    A low-glycemic diet is a personalized diet designed to help control blood sugar levels. Everyone has different nutritional needs, so the foods you include in your diet will vary from person to person.
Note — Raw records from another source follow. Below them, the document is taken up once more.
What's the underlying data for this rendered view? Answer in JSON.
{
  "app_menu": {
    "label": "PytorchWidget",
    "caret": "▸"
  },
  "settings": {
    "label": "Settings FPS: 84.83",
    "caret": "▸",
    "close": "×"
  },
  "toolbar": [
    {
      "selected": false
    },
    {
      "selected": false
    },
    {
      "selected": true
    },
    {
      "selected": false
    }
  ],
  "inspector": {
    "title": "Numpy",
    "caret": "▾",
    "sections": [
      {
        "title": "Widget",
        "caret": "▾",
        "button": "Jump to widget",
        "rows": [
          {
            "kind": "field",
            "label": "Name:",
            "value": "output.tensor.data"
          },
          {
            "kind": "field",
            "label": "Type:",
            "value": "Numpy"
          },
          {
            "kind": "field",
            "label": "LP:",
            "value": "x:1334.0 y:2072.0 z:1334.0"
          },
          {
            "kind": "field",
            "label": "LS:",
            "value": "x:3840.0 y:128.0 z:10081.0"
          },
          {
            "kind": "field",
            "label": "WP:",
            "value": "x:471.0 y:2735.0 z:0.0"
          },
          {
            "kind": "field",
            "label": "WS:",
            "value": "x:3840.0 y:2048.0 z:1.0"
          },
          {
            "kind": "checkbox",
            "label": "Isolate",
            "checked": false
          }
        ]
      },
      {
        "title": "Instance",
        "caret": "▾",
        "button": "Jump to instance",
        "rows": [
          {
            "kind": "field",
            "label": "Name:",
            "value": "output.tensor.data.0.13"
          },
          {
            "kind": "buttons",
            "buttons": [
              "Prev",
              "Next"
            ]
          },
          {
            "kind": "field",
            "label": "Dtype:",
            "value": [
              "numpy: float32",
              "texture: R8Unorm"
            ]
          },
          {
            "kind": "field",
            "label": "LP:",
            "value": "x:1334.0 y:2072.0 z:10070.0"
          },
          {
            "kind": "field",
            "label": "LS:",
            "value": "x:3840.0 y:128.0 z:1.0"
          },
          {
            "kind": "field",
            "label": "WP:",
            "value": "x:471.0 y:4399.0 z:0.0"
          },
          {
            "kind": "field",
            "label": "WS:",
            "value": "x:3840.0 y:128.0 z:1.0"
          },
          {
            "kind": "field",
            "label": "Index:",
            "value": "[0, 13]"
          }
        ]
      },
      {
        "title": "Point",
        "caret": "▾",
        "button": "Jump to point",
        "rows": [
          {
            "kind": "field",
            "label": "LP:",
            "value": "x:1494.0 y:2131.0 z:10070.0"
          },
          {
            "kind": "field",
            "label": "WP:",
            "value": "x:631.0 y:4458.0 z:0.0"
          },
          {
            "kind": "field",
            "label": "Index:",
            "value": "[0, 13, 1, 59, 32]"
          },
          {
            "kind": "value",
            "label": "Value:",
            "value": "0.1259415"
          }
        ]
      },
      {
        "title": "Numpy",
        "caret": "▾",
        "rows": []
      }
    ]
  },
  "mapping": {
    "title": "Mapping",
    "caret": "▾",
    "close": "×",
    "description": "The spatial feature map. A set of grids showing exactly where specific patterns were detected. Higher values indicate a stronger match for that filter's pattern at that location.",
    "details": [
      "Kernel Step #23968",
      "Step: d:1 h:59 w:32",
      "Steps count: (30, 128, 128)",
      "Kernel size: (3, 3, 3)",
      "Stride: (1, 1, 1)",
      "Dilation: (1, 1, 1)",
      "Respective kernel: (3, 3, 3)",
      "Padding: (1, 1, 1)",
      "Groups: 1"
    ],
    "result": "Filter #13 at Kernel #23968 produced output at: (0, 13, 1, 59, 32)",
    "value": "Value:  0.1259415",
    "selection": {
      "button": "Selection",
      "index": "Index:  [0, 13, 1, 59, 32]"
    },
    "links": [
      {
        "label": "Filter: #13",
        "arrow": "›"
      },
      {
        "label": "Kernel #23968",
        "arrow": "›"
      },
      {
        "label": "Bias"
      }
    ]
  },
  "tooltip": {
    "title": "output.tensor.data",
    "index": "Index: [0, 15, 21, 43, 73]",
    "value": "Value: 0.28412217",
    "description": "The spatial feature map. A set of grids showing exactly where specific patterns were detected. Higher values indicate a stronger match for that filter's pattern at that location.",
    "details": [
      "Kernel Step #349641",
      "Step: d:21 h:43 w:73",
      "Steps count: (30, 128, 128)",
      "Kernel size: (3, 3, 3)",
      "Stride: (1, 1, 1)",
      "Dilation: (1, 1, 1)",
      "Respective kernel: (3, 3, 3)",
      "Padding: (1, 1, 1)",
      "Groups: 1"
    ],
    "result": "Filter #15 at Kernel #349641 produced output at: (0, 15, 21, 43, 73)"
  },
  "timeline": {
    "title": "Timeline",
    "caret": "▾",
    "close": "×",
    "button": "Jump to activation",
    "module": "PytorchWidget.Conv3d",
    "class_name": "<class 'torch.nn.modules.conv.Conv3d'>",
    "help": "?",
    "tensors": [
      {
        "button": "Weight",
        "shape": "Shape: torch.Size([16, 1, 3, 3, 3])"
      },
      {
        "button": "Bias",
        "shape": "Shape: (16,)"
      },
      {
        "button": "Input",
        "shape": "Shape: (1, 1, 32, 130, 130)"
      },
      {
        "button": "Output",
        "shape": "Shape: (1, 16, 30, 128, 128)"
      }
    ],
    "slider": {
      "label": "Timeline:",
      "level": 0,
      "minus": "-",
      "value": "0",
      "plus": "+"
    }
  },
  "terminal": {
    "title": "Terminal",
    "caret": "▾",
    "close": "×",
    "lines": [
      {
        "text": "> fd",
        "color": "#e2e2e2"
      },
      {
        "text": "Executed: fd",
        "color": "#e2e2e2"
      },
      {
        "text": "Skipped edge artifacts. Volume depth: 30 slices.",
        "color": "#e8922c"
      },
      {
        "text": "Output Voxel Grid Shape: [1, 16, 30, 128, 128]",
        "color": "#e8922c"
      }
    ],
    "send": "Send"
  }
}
In many cases, however, certain foods and beverages are reduced or avoided on a low-glycemic diet; these may include sugar-rich foods, alcohol, caffeine, and tobacco.

    understand more:

    What is a low glycemic diet?

  • What causes low blood sugar?

    In people with diabetes, low blood sugar (low blood sugar) can be caused by lack of carbohydrates, not eating, incorrect medication dosing, not adhering to medication schedules, alcohol consumption, weight loss, and kidney disease.

    In people without diabetes, certain medications, excessive alcohol intake, hormonal deficiencies, insulin autoimmune syndrome, excess insulin secretion, kidney disease, severe hepatitis, etc. may cause hypoglycemia.

    understand more:

    Causes and Risk Factors of Hypoglycemia

  • What is a reactive hypoglycemic diet?

    A reactive hypoglycemic diet is one way to help prevent an episode of reactive hypoglycemia, or a drop in blood sugar levels after eating. This diet encourages eating smaller, more frequent, balanced meals with a variety of foods including protein, whole-grain carbohydrates, fruits, vegetables, dairy, and fiber. It also recommends limiting sugar-rich foods or processed simple carbohydrates.